> [Work to be completed] Every line of the entries that holds the word "shotCam" is to be copied.

Items from a dataset
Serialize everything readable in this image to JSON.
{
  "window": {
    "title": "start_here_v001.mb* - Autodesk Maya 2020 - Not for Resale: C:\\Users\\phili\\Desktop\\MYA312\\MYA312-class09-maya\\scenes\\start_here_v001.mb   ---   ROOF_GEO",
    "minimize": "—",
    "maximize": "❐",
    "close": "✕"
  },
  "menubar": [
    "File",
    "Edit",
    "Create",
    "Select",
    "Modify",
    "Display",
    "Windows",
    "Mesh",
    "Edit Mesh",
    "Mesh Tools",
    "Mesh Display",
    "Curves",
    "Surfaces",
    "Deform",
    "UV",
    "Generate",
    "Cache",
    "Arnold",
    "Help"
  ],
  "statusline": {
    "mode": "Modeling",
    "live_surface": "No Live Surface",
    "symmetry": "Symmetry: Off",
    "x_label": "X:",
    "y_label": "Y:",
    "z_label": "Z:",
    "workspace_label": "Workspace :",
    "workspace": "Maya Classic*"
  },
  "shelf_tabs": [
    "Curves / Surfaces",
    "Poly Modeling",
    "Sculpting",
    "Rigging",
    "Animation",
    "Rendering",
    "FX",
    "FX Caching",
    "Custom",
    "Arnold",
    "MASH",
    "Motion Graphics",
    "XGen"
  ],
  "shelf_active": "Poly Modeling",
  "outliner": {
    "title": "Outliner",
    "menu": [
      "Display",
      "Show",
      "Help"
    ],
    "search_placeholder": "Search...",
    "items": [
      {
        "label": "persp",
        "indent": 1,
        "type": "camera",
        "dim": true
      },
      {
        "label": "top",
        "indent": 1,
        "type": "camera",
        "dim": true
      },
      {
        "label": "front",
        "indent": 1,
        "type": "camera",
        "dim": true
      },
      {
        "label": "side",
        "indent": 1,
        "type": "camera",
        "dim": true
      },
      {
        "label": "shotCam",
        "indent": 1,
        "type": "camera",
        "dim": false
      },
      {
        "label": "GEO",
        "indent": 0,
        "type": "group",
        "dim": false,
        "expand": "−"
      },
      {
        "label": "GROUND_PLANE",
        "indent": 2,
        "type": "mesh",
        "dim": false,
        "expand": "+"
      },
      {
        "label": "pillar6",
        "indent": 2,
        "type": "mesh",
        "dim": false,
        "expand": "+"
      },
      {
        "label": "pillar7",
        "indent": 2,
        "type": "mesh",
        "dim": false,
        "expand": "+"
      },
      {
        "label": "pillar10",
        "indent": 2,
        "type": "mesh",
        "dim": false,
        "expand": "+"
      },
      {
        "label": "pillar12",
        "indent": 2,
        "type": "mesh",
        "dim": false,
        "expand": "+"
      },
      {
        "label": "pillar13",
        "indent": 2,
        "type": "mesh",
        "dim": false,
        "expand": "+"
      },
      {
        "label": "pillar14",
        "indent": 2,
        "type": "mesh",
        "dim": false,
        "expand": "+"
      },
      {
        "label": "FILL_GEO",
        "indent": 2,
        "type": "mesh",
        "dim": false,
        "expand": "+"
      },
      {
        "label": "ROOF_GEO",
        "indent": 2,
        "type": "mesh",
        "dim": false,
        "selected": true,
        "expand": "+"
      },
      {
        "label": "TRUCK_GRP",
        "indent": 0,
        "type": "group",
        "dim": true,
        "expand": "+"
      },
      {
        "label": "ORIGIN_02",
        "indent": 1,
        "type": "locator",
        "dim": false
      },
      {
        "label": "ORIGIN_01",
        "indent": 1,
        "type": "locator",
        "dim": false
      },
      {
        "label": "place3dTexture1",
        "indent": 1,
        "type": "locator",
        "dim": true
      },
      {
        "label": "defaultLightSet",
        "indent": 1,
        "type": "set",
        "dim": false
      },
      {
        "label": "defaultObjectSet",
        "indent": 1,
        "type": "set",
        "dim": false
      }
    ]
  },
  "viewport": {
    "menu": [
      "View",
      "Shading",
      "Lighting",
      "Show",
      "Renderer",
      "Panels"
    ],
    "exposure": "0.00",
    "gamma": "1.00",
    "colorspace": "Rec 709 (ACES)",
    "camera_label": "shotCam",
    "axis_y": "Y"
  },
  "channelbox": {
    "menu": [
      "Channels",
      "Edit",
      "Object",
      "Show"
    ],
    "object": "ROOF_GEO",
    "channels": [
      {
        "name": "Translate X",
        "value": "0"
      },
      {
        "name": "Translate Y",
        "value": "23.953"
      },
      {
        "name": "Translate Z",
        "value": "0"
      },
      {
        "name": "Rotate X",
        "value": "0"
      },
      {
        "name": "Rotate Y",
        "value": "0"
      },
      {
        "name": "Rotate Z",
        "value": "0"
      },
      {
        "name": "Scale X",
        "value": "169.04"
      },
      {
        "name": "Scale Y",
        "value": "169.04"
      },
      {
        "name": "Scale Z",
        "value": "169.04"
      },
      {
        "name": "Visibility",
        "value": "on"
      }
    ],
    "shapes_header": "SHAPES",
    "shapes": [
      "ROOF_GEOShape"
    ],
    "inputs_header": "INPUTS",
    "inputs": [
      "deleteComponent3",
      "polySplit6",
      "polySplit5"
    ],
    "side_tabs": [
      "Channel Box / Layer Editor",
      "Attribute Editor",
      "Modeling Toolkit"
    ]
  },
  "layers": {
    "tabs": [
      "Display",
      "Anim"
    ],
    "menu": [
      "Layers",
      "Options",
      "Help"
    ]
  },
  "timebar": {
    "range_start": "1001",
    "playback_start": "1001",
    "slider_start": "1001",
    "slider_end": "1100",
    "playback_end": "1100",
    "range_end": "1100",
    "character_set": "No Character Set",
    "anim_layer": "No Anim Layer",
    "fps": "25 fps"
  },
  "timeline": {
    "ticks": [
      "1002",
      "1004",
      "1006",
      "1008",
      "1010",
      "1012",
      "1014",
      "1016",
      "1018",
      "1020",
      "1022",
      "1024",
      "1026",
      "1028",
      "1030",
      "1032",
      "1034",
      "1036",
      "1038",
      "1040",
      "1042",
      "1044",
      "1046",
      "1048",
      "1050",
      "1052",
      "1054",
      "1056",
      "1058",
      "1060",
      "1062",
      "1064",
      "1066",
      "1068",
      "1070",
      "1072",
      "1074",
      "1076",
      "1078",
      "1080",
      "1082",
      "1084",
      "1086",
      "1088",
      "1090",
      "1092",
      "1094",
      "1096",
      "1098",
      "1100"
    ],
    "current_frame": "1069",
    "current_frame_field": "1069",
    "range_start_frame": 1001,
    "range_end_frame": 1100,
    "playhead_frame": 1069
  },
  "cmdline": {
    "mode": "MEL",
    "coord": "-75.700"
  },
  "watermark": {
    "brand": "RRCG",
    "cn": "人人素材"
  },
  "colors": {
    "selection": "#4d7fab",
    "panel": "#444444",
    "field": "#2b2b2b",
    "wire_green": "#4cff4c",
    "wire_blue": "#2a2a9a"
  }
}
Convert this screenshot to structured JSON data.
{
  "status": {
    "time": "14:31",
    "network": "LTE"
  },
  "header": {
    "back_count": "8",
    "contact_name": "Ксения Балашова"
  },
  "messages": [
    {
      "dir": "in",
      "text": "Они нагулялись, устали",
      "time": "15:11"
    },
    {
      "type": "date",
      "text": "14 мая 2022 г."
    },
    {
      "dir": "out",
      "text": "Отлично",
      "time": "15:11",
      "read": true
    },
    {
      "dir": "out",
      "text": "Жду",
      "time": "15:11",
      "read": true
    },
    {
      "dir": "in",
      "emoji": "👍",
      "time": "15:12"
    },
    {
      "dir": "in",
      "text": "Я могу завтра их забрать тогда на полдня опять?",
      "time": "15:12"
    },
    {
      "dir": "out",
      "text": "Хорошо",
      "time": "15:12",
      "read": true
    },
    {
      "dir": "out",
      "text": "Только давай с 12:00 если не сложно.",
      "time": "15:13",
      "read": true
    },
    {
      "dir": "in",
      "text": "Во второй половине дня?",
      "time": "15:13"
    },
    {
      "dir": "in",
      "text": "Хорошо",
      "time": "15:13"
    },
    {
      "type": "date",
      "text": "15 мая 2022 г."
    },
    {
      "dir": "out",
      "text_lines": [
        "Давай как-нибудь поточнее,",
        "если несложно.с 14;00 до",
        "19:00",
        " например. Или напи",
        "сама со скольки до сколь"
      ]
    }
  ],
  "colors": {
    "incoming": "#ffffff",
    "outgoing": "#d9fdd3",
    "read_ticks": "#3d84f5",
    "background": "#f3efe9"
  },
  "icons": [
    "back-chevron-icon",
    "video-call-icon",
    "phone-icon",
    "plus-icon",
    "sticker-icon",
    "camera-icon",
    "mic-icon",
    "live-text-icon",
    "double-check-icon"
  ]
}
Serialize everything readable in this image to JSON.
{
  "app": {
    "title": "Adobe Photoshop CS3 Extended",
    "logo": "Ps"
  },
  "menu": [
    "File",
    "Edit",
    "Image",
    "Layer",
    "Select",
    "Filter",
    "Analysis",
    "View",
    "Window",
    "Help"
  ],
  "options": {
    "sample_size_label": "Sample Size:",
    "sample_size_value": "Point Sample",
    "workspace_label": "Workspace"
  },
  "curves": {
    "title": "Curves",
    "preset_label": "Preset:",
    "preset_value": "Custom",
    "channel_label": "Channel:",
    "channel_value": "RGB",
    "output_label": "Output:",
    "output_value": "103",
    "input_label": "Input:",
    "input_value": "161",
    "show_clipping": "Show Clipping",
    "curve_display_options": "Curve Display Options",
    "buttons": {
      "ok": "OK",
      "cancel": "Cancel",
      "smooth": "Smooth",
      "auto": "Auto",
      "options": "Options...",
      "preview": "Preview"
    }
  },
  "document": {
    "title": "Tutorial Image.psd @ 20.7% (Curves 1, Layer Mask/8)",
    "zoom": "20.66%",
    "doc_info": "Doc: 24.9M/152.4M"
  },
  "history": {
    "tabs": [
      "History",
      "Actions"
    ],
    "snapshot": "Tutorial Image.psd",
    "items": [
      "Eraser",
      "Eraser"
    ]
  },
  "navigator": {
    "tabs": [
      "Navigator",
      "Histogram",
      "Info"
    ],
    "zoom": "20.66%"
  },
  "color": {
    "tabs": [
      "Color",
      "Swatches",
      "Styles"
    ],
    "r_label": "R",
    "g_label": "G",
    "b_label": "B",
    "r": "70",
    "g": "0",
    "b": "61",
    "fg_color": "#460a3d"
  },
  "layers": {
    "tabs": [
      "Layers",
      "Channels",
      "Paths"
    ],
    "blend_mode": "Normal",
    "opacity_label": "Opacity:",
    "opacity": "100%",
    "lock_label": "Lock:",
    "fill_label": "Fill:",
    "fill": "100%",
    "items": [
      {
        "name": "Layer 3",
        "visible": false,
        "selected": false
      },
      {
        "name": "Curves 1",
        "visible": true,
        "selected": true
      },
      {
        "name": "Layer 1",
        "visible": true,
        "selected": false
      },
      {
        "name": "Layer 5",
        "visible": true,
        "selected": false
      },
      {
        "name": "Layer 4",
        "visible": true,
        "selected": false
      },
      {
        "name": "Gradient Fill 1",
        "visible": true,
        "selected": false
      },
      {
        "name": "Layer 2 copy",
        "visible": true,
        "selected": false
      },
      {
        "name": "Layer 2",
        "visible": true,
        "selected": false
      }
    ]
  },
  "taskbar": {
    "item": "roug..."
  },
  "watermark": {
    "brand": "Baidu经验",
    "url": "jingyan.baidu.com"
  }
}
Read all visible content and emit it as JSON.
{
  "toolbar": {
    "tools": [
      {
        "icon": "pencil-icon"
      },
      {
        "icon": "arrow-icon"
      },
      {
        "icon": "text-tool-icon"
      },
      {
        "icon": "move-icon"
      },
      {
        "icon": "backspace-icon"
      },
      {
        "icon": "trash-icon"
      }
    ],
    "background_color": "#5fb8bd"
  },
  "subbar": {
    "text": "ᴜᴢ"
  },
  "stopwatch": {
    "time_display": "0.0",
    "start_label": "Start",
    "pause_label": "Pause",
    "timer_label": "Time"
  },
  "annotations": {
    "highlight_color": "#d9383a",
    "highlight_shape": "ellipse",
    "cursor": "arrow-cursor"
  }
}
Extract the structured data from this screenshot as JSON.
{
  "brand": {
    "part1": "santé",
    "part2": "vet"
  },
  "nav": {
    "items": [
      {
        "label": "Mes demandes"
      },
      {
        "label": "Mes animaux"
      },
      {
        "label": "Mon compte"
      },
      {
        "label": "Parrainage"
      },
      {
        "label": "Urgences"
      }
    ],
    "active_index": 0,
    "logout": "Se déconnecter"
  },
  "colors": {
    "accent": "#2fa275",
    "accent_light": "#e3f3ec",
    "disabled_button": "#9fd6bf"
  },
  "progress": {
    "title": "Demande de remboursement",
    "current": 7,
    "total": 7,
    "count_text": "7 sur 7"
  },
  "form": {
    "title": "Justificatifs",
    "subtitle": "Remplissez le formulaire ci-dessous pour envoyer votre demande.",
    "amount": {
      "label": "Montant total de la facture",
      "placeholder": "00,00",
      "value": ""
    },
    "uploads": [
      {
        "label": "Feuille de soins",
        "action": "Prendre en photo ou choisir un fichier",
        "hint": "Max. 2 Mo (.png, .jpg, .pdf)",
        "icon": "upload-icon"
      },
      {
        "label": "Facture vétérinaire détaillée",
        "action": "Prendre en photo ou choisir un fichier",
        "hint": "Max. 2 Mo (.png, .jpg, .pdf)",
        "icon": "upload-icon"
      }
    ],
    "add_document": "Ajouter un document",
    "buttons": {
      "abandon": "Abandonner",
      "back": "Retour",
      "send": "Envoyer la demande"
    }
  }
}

> [Task output]
        "label": "shotCam",
    "camera_label": "shotCam",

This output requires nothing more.